I zip up my 30-year-old North Face shell. . .
. . . and push off, behind Sue and Hazel, not wanting them to see how I do, because though I have trumpeted my skiing skills, who knows? I mean geez! It’s been twelve years! And I’m 71 years old!
Wow! Pushing. . . PUSHING . . . is hard on the upper arms!
I settle in to the trail, poo-poo Sue when she points to a “water hazard,” i.e., a tiny trickle of water that we have to cross over. . . still huffing and puffing, but far enough behind that Sue and Hazel can’t hear.
Whew! Sue, in the lead decides to stop to remove her hat. I get a chance to rest. And take a photo. Sweet place! Reminds me of Indiana woods near my home, actually. Makes me wonder about the relative ages of these two renaturalized areas.
Okay, about half way. Time for photos. I ask Hazel to take one of Sue and me. Luckily, I look huge here. We’re all laughing, since Sue is actually a few inches taller than me, her “mother-in-law.”
Oops! Kiera texts Sue. What does she want?
Oh geez. Better stop to text her back.
At this point, I’ve actually taken the lead, and yes, wondering when this trail, in perfect conditions, no wax needed, is going to end.
After getting back. I eat a quick lunch and then set off on the next adventure, bowling with Drew, just the two of us, our time together alone during this trip. (In past few years, tradition has built up for me to spend one period of time with each grandchild alone, doing something that they love.

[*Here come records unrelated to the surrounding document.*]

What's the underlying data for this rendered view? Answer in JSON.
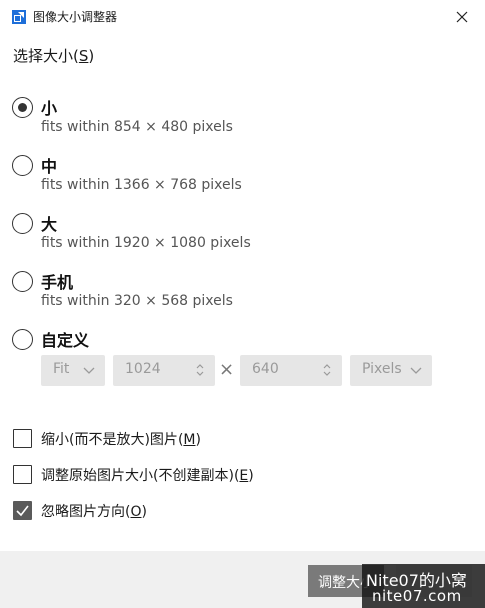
{
  "window": {
    "title": "图像大小调整器",
    "icon": "image-resizer-app-icon",
    "close_icon": "close-icon"
  },
  "size_section": {
    "label": "选择大小",
    "mnemonic": "S"
  },
  "size_options": [
    {
      "title": "小",
      "description": "fits within 854 × 480 pixels",
      "selected": true
    },
    {
      "title": "中",
      "description": "fits within 1366 × 768 pixels",
      "selected": false
    },
    {
      "title": "大",
      "description": "fits within 1920 × 1080 pixels",
      "selected": false
    },
    {
      "title": "手机",
      "description": "fits within 320 × 568 pixels",
      "selected": false
    },
    {
      "title": "自定义",
      "description": "",
      "selected": false
    }
  ],
  "custom": {
    "fit_mode": "Fit",
    "width": "1024",
    "times": "×",
    "height": "640",
    "unit": "Pixels",
    "enabled": false
  },
  "checkboxes": [
    {
      "label": "缩小(而不是放大)图片",
      "mnemonic": "M",
      "checked": false
    },
    {
      "label": "调整原始图片大小(不创建副本)",
      "mnemonic": "E",
      "checked": false
    },
    {
      "label": "忽略图片方向",
      "mnemonic": "O",
      "checked": true
    }
  ],
  "footer": {
    "primary_button": "调整大小"
  },
  "watermark": {
    "line1": "Nite07的小窝",
    "line2": "nite07.com"
  },
  "colors": {
    "accent": "#5a5a5a",
    "disabled_field": "#e6e6e6",
    "footer_bg": "#f0f0f0"
  }
}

Kiera and I will travel to Cambridge, for lunch and a craft shop expedition in a few days.)
Drew and I get in my car and travel one mile to the Candlepin Bowling place. It’s been 50 years since I’ve bowled. And have never worked with these tiny balls.
Drew nails it, from the beginning, with a pool table strategy of aiming the balls off to the side, where they then angle on to pull down at least a couple of pins each time.
I, on the other hand, stupidly keep the exact same strategy of trying to aim the ball down the middle, fast, for two games straight. He wins, by far, both games. The entire experience takes 30 minutes. I had no idea it would be so fast!
Home again. We decided the night before while watching the Olympics, that we would play scrabble while we watch. Scrabble on our devices! (ipads and ipad minis). The kids and Sue and Sean tried to figure out a way to get us all on the same scrabble game that way. (They are all incredibly media savvy.) No luck. So we decided that we would actually play with a real physical board game, bought when Sean was in his 20s, he told me. While watching the Olympics, of course.
I decide to set up the card table myself. Let’s get this game going!
We do. With Olymics as backdrop, the murderous Snowboard Cross (six snowboarders starting together, going down a hellish course with jumps and turns) and the boring Men’s cross-country relay (1.28 hours!), we start. And ommigod, it looks like there’s nowhere to go after each of us takes our first turn.
Let’s start over, I say. “No, let’s keep going. See what we can do,” says Sean.
Okay. A bit better. After words like “grope” and “mean” and “hate” . . Now notice what happens. What Sean does! With two letters he nailed a triple word score. And what a word! Not at all the Sean any of us knows. (He’s been asking me since his kids were tiny to please not swear in his home.)
Hilarious, prolonged laughter. . .
We keep going.
Some of the words continued to be scabrous, though I can’t remember them. I was losing, badly, to the other three. The losses continued. Finally, we were done. all the letters used.
And then fell into bed, exhausted by the day’s activities, before the Olympic event that I had badly wanted to see, the American ice dance team of Davis and White (I think that’s the name). Oh well!
Today, we’re off to Essex, on the north coast, to hang out with Nancy and Ray, old friends that I met when Sean, now almost 50, was a toddler, and Ray and Sean and Colin’s Dad were classmates together, in the M. Arch. program, at Harvard.